Prominent Republicans are paying their respects to Donald Rumsfeld, the controversial defense secretary and longtime GOP powerbroker who passed away Wednesday.
In a statement, former President George W. Bush — whom Rumsfeld architected the Iraq War under — hailed what he called Rumsfeld’s “steady service as a wartime secretary of defense — a duty he carried out with strength, skill, and honor.”
“A period that brought unprecedented challenges to our country and to our military also brought out the best qualities in Secretary Rumsfeld,” the 43rd president said in a statement. “A man of intelligence, integrity, and almost inexhaustible energy, he never paled before tough decisions, and never flinched from responsibility.
“He brought needed and timely reforms to the Department of Defense, along with a management style that stressed original thinking and accountability. As Commander in Chief, I especially appreciated how Don took his job personally and always looked out for the interests of our servicemen and women. He was a faithful steward of our armed forces, and the United States of America is safer and better off for his service.”
“All his life, he was good-humored and big-hearted, and he treasured his family above all else. Laura and I are very sorry to learn of Don’s passing, and we send our deepest sympathy to Joyce and their children,” he said, referencing former First Lady Laura Bush. “We mourn an exemplary public servant and a very good man.”
Senate Minority Leader Mitch McConnell (R-Ky.) remembered Rumsfeld as an “American patriot who served his country honorably and tirelessly.”
“Donald Rumsfeld’s decades of service began and ended among the brave men and women working to keep America safe. His time on active duty in the Navy began a distinguished career that elevated his talents to the highest levels of policymaking and public leadership. At every step of the way, Donald Rumsfeld led with conviction and a cutting intellect.”
House Minority Leader Kevin McCarthy (R-Calif.) honored the length of Rumsfeld’s service to the country, noting how he was both the nation’s youngest and second oldest defense secretary over the course of his life.
“Donald Rumsfeld leaves behind a long and distinguished career at the highest levels of government. A man of skill, vision, and verve, he first served in elected office at the age of 30 as a Member of Congress in the People’s House. He served under four Presidents, becoming both the youngest and the second oldest man to serve as Secretary of Defense,” the top ranking House Republican said.

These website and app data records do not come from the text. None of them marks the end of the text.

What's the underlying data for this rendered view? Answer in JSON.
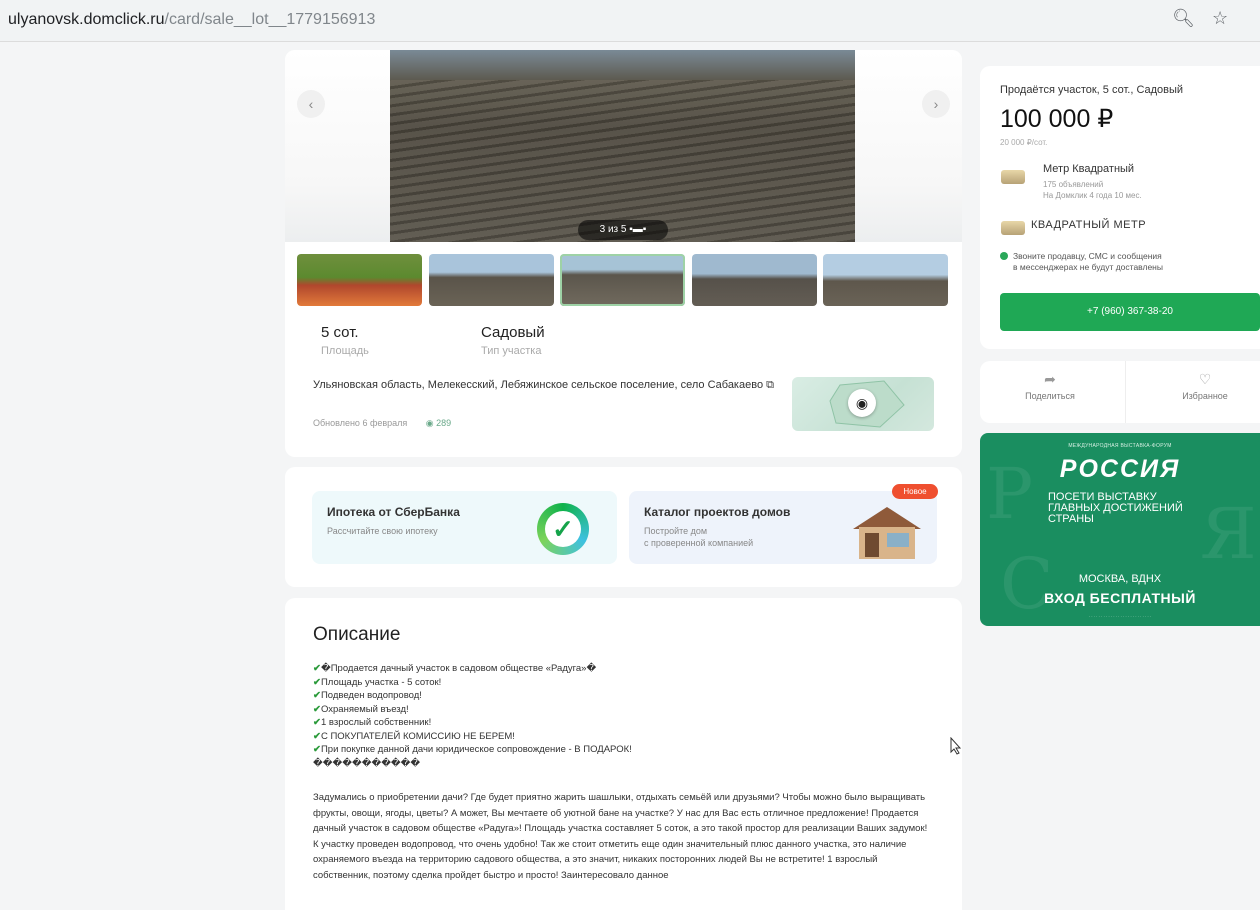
{
  "browser": {
    "url_host": "ulyanovsk.domclick.ru",
    "url_path": "/card/sale__lot__1779156913",
    "zoom_icon": "zoom-icon",
    "bookmark_icon": "star-icon"
  },
  "gallery": {
    "counter": "3 из 5",
    "prev_icon": "chevron-left-icon",
    "next_icon": "chevron-right-icon",
    "thumb_count": 5,
    "selected_thumb": 3
  },
  "params": [
    {
      "value": "5 сот.",
      "label": "Площадь"
    },
    {
      "value": "Садовый",
      "label": "Тип участка"
    }
  ],
  "address": "Ульяновская область, Мелекесский, Лебяжинское сельское поселение, село Сабакаево",
  "updated": "Обновлено 6 февраля",
  "views": "289",
  "promo": {
    "mortgage_title": "Ипотека от СберБанка",
    "mortgage_sub": "Рассчитайте свою ипотеку",
    "catalog_title": "Каталог проектов домов",
    "catalog_sub_1": "Постройте дом",
    "catalog_sub_2": "с проверенной компанией",
    "new_badge": "Новое"
  },
  "description": {
    "title": "Описание",
    "bullets": [
      "�Продается дачный участок в садовом обществе «Радуга»�",
      "Площадь участка - 5 соток!",
      "Подведен водопровод!",
      "Охраняемый въезд!",
      "1 взрослый собственник!",
      "С ПОКУПАТЕЛЕЙ КОМИССИЮ НЕ БЕРЕМ!",
      "При покупке данной дачи юридическое сопровождение - В ПОДАРОК!"
    ],
    "symbols_line": "�����������",
    "paragraph": "Задумались о приобретении дачи? Где будет приятно жарить шашлыки, отдыхать семьёй или друзьями? Чтобы можно было выращивать фрукты, овощи, ягоды, цветы? А может, Вы мечтаете об уютной бане на участке? У нас для Вас есть отличное предложение! Продается дачный участок в садовом обществе «Радуга»! Площадь участка составляет 5 соток, а это такой простор для реализации Ваших задумок! К участку проведен водопровод, что очень удобно! Так же стоит отметить еще один значительный плюс данного участка, это наличие охраняемого въезда на территорию садового общества, а это значит, никаких посторонних людей Вы не встретите! 1 взрослый собственник, поэтому сделка пройдет быстро и просто! Заинтересовало данное"
  },
  "listing": {
    "title": "Продаётся участок, 5 сот., Садовый",
    "price": "100 000 ₽",
    "per_unit": "20 000 ₽/сот.",
    "seller_name": "Метр Квадратный",
    "seller_listings": "175 объявлений",
    "seller_since": "На Домклик 4 года 10 мес.",
    "agency_name": "КВАДРАТНЫЙ МЕТР",
    "notice_1": "Звоните продавцу, СМС и сообщения",
    "notice_2": "в мессенджерах не будут доставлены",
    "phone": "+7 (960) 367-38-20"
  },
  "actions": {
    "share": "Поделиться",
    "favorite": "Избранное",
    "share_icon": "share-icon",
    "favorite_icon": "heart-icon"
  },
  "ad": {
    "top_line": "МЕЖДУНАРОДНАЯ ВЫСТАВКА-ФОРУМ",
    "logo": "РОССИЯ",
    "headline_1": "ПОСЕТИ ВЫСТАВКУ",
    "headline_2": "ГЛАВНЫХ ДОСТИЖЕНИЙ",
    "headline_3": "СТРАНЫ",
    "place": "МОСКВА, ВДНХ",
    "free": "ВХОД БЕСПЛАТНЫЙ"
  },
  "colors": {
    "accent_green": "#1fa855",
    "ad_green": "#1a8e60",
    "badge_red": "#ef4f2f"
  }
}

“In all of these roles, Rumsfeld confronted the unique challenges facing our country with honor, integrity, and distinction, especially with his passionate advocacy for our heroes that serve in uniform and his steady leadership in the aftermath of the September 11 attacks.”
Rep. Liz Cheney (R-Wyo.), who knew Rumsfeld on a personal level through her father, former Vice President Dick Cheney, called him “a great patriot” and touted his “unparalleled” military service.

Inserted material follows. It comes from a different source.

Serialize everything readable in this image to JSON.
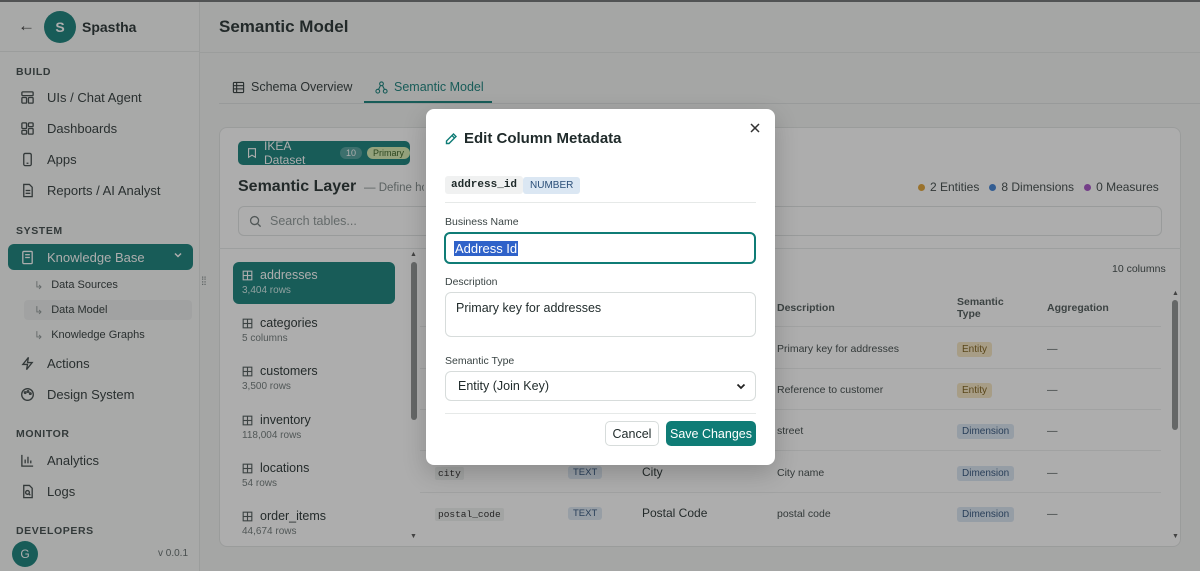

“He was somebody who I knew all my life who was a mentor and a role model and somebody who will be tremendously missed, and the nation will be forever grateful for his service,” she said.
The Illinois native passed away at his home in Taos, New Mexico, surrounded by his family.
Sen. Lindsey Graham (R-SC) tweeted that he was “very sad” to hear of the former defense secretary’s passing.
“While we had our differences, Secretary Rumsfeld was a great patriot who loved our military and our men and women in uniform.”